And that about sums it up. The film's purpose is to analyze alienation and isolation, and a transient town on the West African coast is a good place to do it. You never know what, or who, will wash ashore. The town has a lone Chinese man who tries to win the heart of a local woman by serenading her in a karaoke bar. Where the heck did he come from, and what is he doing here? In a nearby house, a mother teaches her daughter ancient songs, and down the street a gaggle of women meet Adballah for tea and stare at him. Khatra tries to teach Abdallah the local language, but nothing sticks. Abdallah will leave soon. Maata may die soon. The Chinese man may go back to China. People come and go, and they're always alone in the end. Adballah eventually hikes over a dune with his suitcase in his hand. What happens to him in France might make for a more interesting movie.

Director/writer Abderrahmane Sissako has played with the theme of small people isolated in a big world before. It's sort of his obsession, and it's an interesting topic. In Waiting for Happiness, however, what little story there is simply stalls out, and you're left with the feeling that you've watched a so-so National Geographic special about immigration trends in Africa rather than an affecting film. It's pretty and it's exotic, but that's all it is.

Aka Heremakono.

Keep waiting.



Facts and Figures

Run time: 90 mins

In Theaters: Wednesday 15th January 2003

Distributed by: New Yorker Films

Reviews

Contactmusic.com: 3.5 / 5

Rotten Tomatoes: 76%
Fresh: 13 Rotten: 4

IMDB: 6.7 / 10

Cast & Crew

Director: Abderrahmane Sissako

Producer: Nicholas Royer, Maji-da Abdi

Contactmusic


Links



Advertisement

New Movies

Hampstead Movie Review

Hampstead Movie Review

Deliberately appealing to older audiences, this undemanding comedy-drama comes with a hint of social relevance...

The Book of Henry Movie Review

The Book of Henry Movie Review

Apparently, this offbeat script had been making the rounds in Hollywood for some 20 years...

Transformers: The Last Knight Movie Review

Transformers: The Last Knight Movie Review

With this fifth Transformers movie, it seems clear that Michael Bay is still trying to...

Churchill Movie Review

Churchill Movie Review

This drama about the iconic British prime minister tells a darkly personal story set over...

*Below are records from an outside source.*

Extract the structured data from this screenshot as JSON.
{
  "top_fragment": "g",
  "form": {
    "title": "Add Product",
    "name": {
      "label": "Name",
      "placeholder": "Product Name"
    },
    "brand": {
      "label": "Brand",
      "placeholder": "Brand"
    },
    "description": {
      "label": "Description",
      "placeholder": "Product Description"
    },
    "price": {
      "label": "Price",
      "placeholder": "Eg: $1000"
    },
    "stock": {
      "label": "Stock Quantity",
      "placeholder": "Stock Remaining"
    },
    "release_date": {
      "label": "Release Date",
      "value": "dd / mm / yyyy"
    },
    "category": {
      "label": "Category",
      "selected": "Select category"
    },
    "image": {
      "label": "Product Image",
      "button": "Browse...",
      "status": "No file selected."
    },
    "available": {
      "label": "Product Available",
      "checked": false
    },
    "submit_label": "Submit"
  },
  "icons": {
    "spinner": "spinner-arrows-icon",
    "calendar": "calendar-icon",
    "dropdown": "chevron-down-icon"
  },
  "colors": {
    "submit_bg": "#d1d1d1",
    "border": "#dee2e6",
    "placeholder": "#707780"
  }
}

Gifted Movie Review

Gifted Movie Review

This is one of those films that dances right up to the edge of soapy...

Whitney: Can I Be Me Movie Review

Whitney: Can I Be Me Movie Review

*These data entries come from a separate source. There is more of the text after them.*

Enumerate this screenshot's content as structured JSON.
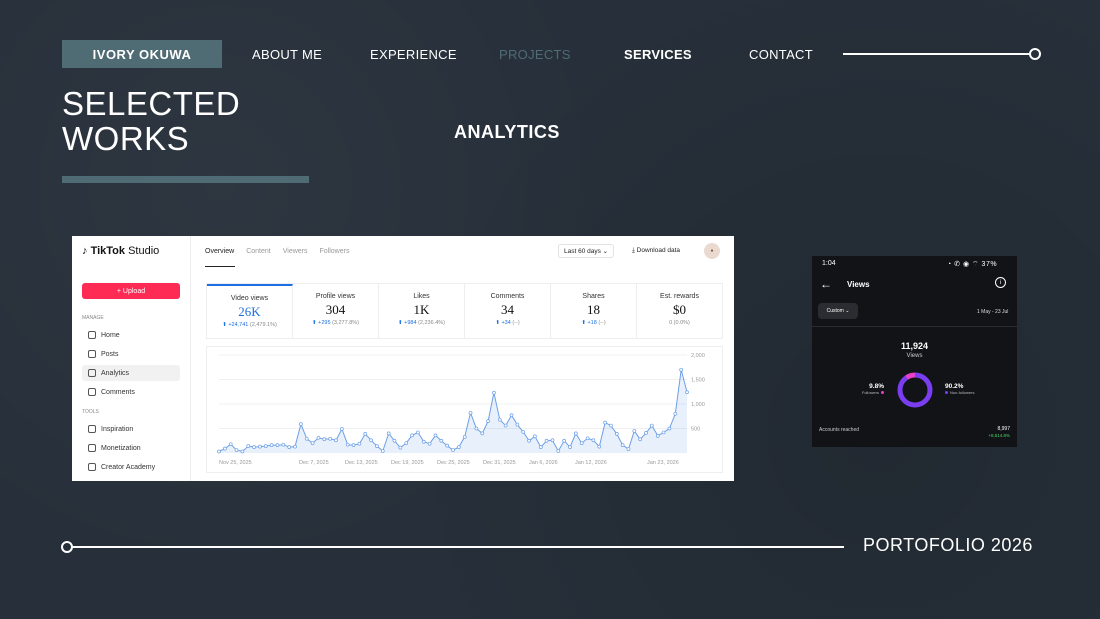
{
  "nav": {
    "brand": "IVORY OKUWA",
    "items": [
      {
        "label": "ABOUT ME",
        "color": "#ffffff",
        "bold": false
      },
      {
        "label": "EXPERIENCE",
        "color": "#ffffff",
        "bold": false
      },
      {
        "label": "PROJECTS",
        "color": "#4f6b73",
        "bold": false
      },
      {
        "label": "SERVICES",
        "color": "#ffffff",
        "bold": true
      },
      {
        "label": "CONTACT",
        "color": "#ffffff",
        "bold": false
      }
    ]
  },
  "title": {
    "line1": "SELECTED",
    "line2": "WORKS"
  },
  "section_heading": "ANALYTICS",
  "footer": {
    "label": "PORTOFOLIO 2026"
  },
  "colors": {
    "accent": "#4f6b73",
    "background": "#27303a",
    "tiktok_red": "#fe2c55",
    "chart_blue": "#1c6fe0"
  },
  "tiktok": {
    "logo": "TikTok",
    "logo_suffix": "Studio",
    "upload": "+ Upload",
    "sections": {
      "manage": "MANAGE",
      "tools": "TOOLS"
    },
    "menu": [
      {
        "label": "Home",
        "icon": "home-icon"
      },
      {
        "label": "Posts",
        "icon": "posts-icon"
      },
      {
        "label": "Analytics",
        "icon": "analytics-icon",
        "active": true
      },
      {
        "label": "Comments",
        "icon": "comments-icon"
      }
    ],
    "tools": [
      {
        "label": "Inspiration",
        "icon": "bulb-icon"
      },
      {
        "label": "Monetization",
        "icon": "dollar-icon"
      },
      {
        "label": "Creator Academy",
        "icon": "academy-icon"
      }
    ],
    "tabs": [
      {
        "label": "Overview",
        "active": true
      },
      {
        "label": "Content"
      },
      {
        "label": "Viewers"
      },
      {
        "label": "Followers"
      }
    ],
    "range_button": "Last 60 days ⌄",
    "download_button": "⤓ Download data",
    "metrics": [
      {
        "label": "Video views",
        "value": "26K",
        "change": "+24,741",
        "pct": "(2,479.1%)",
        "selected": true
      },
      {
        "label": "Profile views",
        "value": "304",
        "change": "+295",
        "pct": "(3,277.8%)"
      },
      {
        "label": "Likes",
        "value": "1K",
        "change": "+984",
        "pct": "(2,236.4%)"
      },
      {
        "label": "Comments",
        "value": "34",
        "change": "+34",
        "pct": "(--)"
      },
      {
        "label": "Shares",
        "value": "18",
        "change": "+18",
        "pct": "(--)"
      },
      {
        "label": "Est. rewards",
        "value": "$0",
        "change": "",
        "pct": "0 (0.0%)"
      }
    ]
  },
  "chart_data": {
    "type": "area",
    "x_ticks": [
      "Nov 25, 2025",
      "Dec 7, 2025",
      "Dec 13, 2025",
      "Dec 19, 2025",
      "Dec 25, 2025",
      "Dec 31, 2025",
      "Jan 6, 2026",
      "Jan 12, 2026",
      "Jan 23, 2026"
    ],
    "y_ticks": [
      "2,000",
      "1,500",
      "1,000",
      "500"
    ],
    "ylim": [
      0,
      2000
    ],
    "grid": true,
    "values": [
      30,
      90,
      180,
      60,
      30,
      140,
      120,
      130,
      140,
      160,
      160,
      170,
      120,
      130,
      590,
      290,
      200,
      310,
      280,
      290,
      260,
      490,
      170,
      160,
      190,
      390,
      260,
      140,
      40,
      400,
      250,
      110,
      200,
      360,
      420,
      230,
      190,
      360,
      250,
      150,
      60,
      120,
      330,
      820,
      500,
      400,
      650,
      1230,
      680,
      560,
      770,
      580,
      430,
      250,
      340,
      120,
      250,
      260,
      40,
      250,
      120,
      400,
      200,
      300,
      260,
      130,
      620,
      560,
      390,
      160,
      80,
      450,
      280,
      410,
      560,
      350,
      420,
      500,
      800,
      1700,
      1240
    ]
  },
  "phone": {
    "time": "1:04",
    "status": "◔ ✆ ◉ ⌔ 37%",
    "title": "Views",
    "info": "i",
    "custom_button": "Custom ⌄",
    "date_range": "1 May - 23 Jul",
    "total": "11,924",
    "total_label": "Views",
    "followers_pct": "9.8%",
    "followers_label": "Followers",
    "non_followers_pct": "90.2%",
    "non_followers_label": "Non-followers",
    "donut": {
      "followers": 9.8,
      "non_followers": 90.2,
      "followers_color": "#e840c8",
      "non_followers_color": "#7a3df0"
    },
    "accounts_reached_label": "Accounts reached",
    "accounts_reached_value": "8,997",
    "accounts_reached_change": "+8,514.8%"
  }
}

Notorious British filmmaker Nick Broomfield teams up with Austrian music documentary producer Rudi Dolezal to...

The Mummy Movie Review

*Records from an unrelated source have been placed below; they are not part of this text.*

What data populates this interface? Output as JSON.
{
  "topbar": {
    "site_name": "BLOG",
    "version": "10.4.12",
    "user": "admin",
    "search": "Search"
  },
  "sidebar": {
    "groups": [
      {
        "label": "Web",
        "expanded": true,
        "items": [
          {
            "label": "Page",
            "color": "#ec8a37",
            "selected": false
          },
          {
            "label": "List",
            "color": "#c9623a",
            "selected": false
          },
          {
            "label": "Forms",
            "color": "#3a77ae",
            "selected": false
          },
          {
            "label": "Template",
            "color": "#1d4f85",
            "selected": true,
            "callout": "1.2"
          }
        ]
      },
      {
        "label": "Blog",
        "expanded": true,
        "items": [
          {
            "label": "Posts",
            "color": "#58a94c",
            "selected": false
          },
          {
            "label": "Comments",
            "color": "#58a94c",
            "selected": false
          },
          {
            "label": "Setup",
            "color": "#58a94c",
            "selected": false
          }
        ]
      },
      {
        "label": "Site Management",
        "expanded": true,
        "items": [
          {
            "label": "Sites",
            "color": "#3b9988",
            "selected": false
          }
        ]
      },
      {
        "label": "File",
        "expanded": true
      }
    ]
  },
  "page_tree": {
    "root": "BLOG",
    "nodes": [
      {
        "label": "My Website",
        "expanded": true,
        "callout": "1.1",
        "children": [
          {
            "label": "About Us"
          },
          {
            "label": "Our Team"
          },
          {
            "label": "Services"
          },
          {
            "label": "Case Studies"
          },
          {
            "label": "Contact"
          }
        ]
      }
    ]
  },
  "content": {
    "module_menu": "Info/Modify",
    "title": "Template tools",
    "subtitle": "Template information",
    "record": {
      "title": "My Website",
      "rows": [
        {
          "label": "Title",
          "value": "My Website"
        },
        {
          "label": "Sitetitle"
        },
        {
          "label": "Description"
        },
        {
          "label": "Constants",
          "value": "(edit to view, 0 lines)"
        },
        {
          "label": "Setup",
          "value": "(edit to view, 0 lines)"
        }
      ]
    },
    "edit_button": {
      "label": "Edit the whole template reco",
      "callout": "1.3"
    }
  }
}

The Mummy Movie Review

To launch their new Dark Universe franchise, Universal has taken an approach that mixes murky...

Advertisement
My Cousin Rachel Movie Review

My Cousin Rachel Movie Review

Daphne du Maurier's 1951 mystery-romance novel has been adapted for theatre, radio, TV and film,...

Wilson Movie Review

Wilson Movie Review

It's never helpful when a comedy becomes a bit too smug about its own quirkiness....

Interlude in Prague Movie Review

Interlude in Prague Movie Review

A fictionalised story from the life of Wolfgang Mozart, this lavishly produced period drama is...

The Hippopotamus Movie Review

The Hippopotamus Movie Review

This British satirical comedy may be a bit of a mess, but since it's based...

Detour Movie Review

Detour Movie Review

This may look like a rather typical American indie thriller, but British filmmaker Christopher Smith...

Wonder Woman Movie Review

Wonder Woman Movie Review

Boldly optimistic, this action-packed adventure breathes fresh life into the DC universe with a welcome...

Baywatch Movie Review

Baywatch Movie Review

Clearly, it's a risky proposition adapting a cheesy vintage TV series for the big screen:...

Advertisement
Artists
Actors
    Filmmakers
      Artists
      Bands
        Musicians
          Artists
          Celebrities
             
              Artists
              Interviews
                musicians & bands in the news
                  actors & filmmakers in the news
                    celebrities in the news

                      Go Back in Time using our News archive to see what happened on a particular day in the past.